"I do not feel able to continue in what I have experienced as a toxic and bullying SNP Westminster group, which resulted in my requiring counselling for a period of 12 months in Parliament and caused significant deterioration in my health and wellbeing as assessed by my GP, including the need for antidepressants," she said.

"I will never regret my actions in standing up for a victim of abuse at the hands of an SNP MP last year, but I have no faith remaining in a party whose leadership supported the perpetrator's interests over that of the victim's and who have shown little to no interest in acknowledging or addressing the impact.

"It is also true that I have received no contact from party leadership in the past weeks, despite members of every other main political party contacting me to offer support and compassion during what has been an extremely difficult time."

She praised Mr Sunak's "positive" leadership, saying it contrasted to that of the SNP group.

Dr Cameron also said the SNP's founding cause of Scottish independence had led to "significant division" in families like hers.

Today SNP leader Humza Yousaf said Cameron's decision was "probably the least surprising news frankly that I’ve had as first minister and party leader in the last six months."

He added: “For me, Lisa Cameron by her own admission was facing a very difficult selection contest and now we know why.

“It’s clear that the people of her constituency, they voted for an SNP MP. They did not vote for a Conservative MP. Lisa Cameron should do the honourable thing and step down. It would be the right thing to do.”

Her decision has sparked outrage among SNP members and politicians with some suggesting she had been promised a peerage in order to get her to join the Conservatives.

Prime Minister Rishi Sunak said he was "delighted" at her decision describing her as "a brave and committed constituency MP".

He added: "Lisa is right that we should aim to do politics better, with more empathy and less division and a dedication to always be doing what we think is right.

"I look forward to working with her on the disability issues she has championed so passionately in Parliament, and on the issues that really matter to her constituents in East Kilbride, Strathaven and Lesmahagow.

An SNP spokeswoman said her constituents would be "appalled" that they now had a Conservative MP.

She said: "Lisa Cameron should now do the right thing and step down to allow a by-election.

"Her constituents elected an SNP MP, not a Tory, and they deserve to have the democratic opportunity to elect a hard-working SNP MP who will put the interests of Scotland first.

"On a personal basis, we wish her well."

Scottish Conservative leader Douglas Ross said “Like many ex-SNP supporters, she has realised that her former party is hopelessly divided under Humza Yousaf and incapable of focusing on the real priorities of the Scottish people.

“Lisa took a principled stand in supporting the victim in the Patrick Grady case, when her party took the side of the disgraced MP. For doing so, she has been shamefully and inexplicably mistreated by the SNP.

“I look forward to working with Lisa, who recognises the Conservative Party and the Prime Minister are focused on the issues that matter to people in Scotland and across the UK.”

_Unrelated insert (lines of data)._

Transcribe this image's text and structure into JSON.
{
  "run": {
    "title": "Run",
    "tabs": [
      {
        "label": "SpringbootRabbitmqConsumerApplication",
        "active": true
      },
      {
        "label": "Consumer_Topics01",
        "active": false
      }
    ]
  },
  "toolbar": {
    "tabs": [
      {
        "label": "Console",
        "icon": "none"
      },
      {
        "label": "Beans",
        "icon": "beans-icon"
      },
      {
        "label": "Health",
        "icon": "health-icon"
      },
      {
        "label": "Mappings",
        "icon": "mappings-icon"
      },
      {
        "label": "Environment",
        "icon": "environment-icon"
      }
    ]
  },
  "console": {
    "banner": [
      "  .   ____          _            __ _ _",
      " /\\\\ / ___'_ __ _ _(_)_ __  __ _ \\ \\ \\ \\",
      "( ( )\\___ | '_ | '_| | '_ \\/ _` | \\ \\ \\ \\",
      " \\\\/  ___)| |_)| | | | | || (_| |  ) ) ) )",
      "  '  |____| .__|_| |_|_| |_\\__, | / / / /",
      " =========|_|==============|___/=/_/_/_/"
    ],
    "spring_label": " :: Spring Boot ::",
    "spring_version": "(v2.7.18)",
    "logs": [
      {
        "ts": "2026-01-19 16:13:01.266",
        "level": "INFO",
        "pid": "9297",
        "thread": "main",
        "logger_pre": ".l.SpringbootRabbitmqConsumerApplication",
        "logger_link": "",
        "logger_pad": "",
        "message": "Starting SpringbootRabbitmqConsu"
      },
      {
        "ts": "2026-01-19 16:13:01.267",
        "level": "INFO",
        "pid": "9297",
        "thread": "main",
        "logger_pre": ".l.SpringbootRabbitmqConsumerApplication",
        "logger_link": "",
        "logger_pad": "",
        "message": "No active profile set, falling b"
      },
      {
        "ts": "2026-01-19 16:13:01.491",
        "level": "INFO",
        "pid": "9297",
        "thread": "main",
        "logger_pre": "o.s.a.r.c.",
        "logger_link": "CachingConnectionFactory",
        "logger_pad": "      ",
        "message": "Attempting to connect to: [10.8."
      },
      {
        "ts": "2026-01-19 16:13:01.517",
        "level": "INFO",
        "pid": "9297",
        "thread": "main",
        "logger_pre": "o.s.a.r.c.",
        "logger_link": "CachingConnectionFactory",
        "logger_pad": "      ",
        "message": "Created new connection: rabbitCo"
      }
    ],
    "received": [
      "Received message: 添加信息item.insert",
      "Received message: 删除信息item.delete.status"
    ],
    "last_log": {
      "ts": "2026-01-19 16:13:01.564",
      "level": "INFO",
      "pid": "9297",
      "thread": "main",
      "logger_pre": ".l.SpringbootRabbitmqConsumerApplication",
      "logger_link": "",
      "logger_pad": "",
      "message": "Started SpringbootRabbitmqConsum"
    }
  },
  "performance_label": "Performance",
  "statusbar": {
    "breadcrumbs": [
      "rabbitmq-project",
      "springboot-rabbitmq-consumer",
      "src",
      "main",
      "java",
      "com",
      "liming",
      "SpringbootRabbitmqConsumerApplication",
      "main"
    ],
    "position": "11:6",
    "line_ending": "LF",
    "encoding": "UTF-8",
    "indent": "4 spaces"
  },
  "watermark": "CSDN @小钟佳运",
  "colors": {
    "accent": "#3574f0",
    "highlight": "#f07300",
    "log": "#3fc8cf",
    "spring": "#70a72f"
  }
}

Labour's Shadow Scottish Secretary Ian Murray described her move as "bizarre" and said it "shows that the SNP is falling apart before our eyes.

“The fact is that the SNP and the Tories are two sides of the same coin - putting the cause of division before the needs of the people."